Read through the records below and copy each line that uses the word "desc".

──────── Exercise inputs

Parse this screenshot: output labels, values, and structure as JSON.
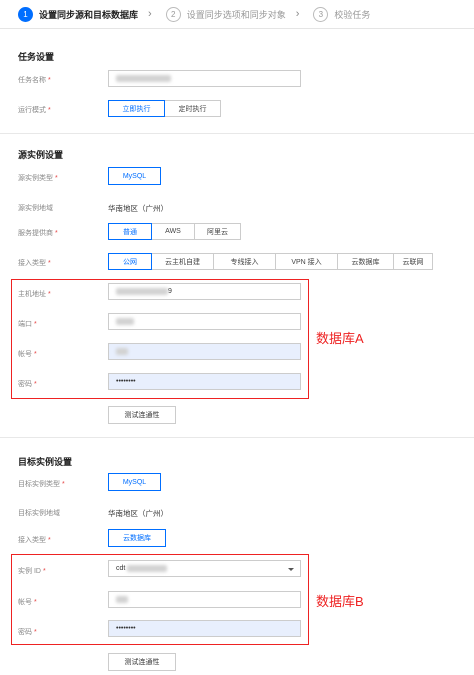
{
  "steps": [
    {
      "num": "1",
      "label": "设置同步源和目标数据库",
      "active": true
    },
    {
      "num": "2",
      "label": "设置同步选项和同步对象",
      "active": false
    },
    {
      "num": "3",
      "label": "校验任务",
      "active": false
    }
  ],
  "step_separator": "›",
  "task_settings": {
    "title": "任务设置",
    "task_name_label": "任务名称",
    "run_mode_label": "运行模式",
    "run_mode_options": [
      "立即执行",
      "定时执行"
    ],
    "run_mode_selected": "立即执行"
  },
  "source": {
    "title": "源实例设置",
    "instance_type_label": "源实例类型",
    "instance_type_value": "MySQL",
    "region_label": "源实例地域",
    "region_value": "华南地区（广州）",
    "provider_label": "服务提供商",
    "provider_options": [
      "普通",
      "AWS",
      "阿里云"
    ],
    "provider_selected": "普通",
    "access_label": "接入类型",
    "access_options": [
      "公网",
      "云主机自建",
      "专线接入",
      "VPN 接入",
      "云数据库",
      "云联网"
    ],
    "access_selected": "公网",
    "host_label": "主机地址",
    "host_visible_suffix": "9",
    "port_label": "端口",
    "account_label": "帐号",
    "password_label": "密码",
    "password_value": "••••••••",
    "test_button": "测试连通性",
    "annotation": "数据库A"
  },
  "target": {
    "title": "目标实例设置",
    "instance_type_label": "目标实例类型",
    "instance_type_value": "MySQL",
    "region_label": "目标实例地域",
    "region_value": "华南地区（广州）",
    "access_label": "接入类型",
    "access_value": "云数据库",
    "instance_id_label": "实例 ID",
    "instance_id_prefix": "cdt",
    "account_label": "帐号",
    "password_label": "密码",
    "password_value": "••••••••",
    "test_button": "测试连通性",
    "annotation": "数据库B"
  },
  "required_mark": "*",
  "colors": {
    "accent": "#006eff",
    "annotation": "#e22222",
    "filled_input": "#e8effd"
  }
}
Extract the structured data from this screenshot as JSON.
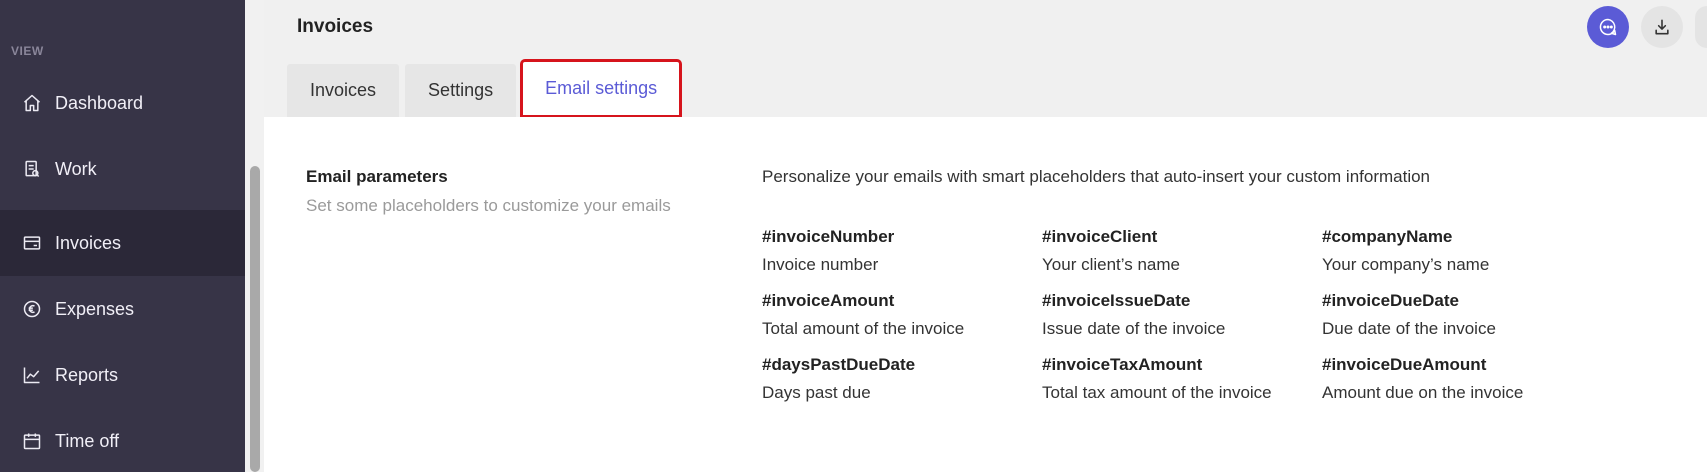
{
  "sidebar": {
    "heading": "VIEW",
    "items": [
      {
        "label": "Dashboard",
        "icon": "home-icon"
      },
      {
        "label": "Work",
        "icon": "document-icon"
      },
      {
        "label": "Invoices",
        "icon": "invoice-icon",
        "active": true
      },
      {
        "label": "Expenses",
        "icon": "euro-icon"
      },
      {
        "label": "Reports",
        "icon": "chart-icon"
      },
      {
        "label": "Time off",
        "icon": "calendar-icon"
      }
    ]
  },
  "header": {
    "title": "Invoices",
    "tabs": [
      {
        "label": "Invoices"
      },
      {
        "label": "Settings"
      },
      {
        "label": "Email settings",
        "active": true
      }
    ],
    "actions": [
      {
        "icon": "chat-icon"
      },
      {
        "icon": "download-icon"
      }
    ]
  },
  "content": {
    "section_title": "Email parameters",
    "section_subtitle": "Set some placeholders to customize your emails",
    "intro": "Personalize your emails with smart placeholders that auto-insert your custom information",
    "placeholders": [
      {
        "name": "#invoiceNumber",
        "desc": "Invoice number"
      },
      {
        "name": "#invoiceClient",
        "desc": "Your client’s name"
      },
      {
        "name": "#companyName",
        "desc": "Your company’s name"
      },
      {
        "name": "#invoiceAmount",
        "desc": "Total amount of the invoice"
      },
      {
        "name": "#invoiceIssueDate",
        "desc": "Issue date of the invoice"
      },
      {
        "name": "#invoiceDueDate",
        "desc": "Due date of the invoice"
      },
      {
        "name": "#daysPastDueDate",
        "desc": "Days past due"
      },
      {
        "name": "#invoiceTaxAmount",
        "desc": "Total tax amount of the invoice"
      },
      {
        "name": "#invoiceDueAmount",
        "desc": "Amount due on the invoice"
      }
    ]
  },
  "colors": {
    "sidebar_bg": "#373447",
    "sidebar_active_bg": "#2b2838",
    "accent": "#5b5bd6",
    "highlight_border": "#d6141c"
  }
}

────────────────

- Exercise response:
        "desc": "Invoice number"
        "desc": "Your client’s name"
        "desc": "Your company’s name"
        "desc": "Total amount of the invoice"
        "desc": "Issue date of the invoice"
        "desc": "Due date of the invoice"
        "desc": "Days past due"
        "desc": "Total tax amount of the invoice"
        "desc": "Amount due on the invoice"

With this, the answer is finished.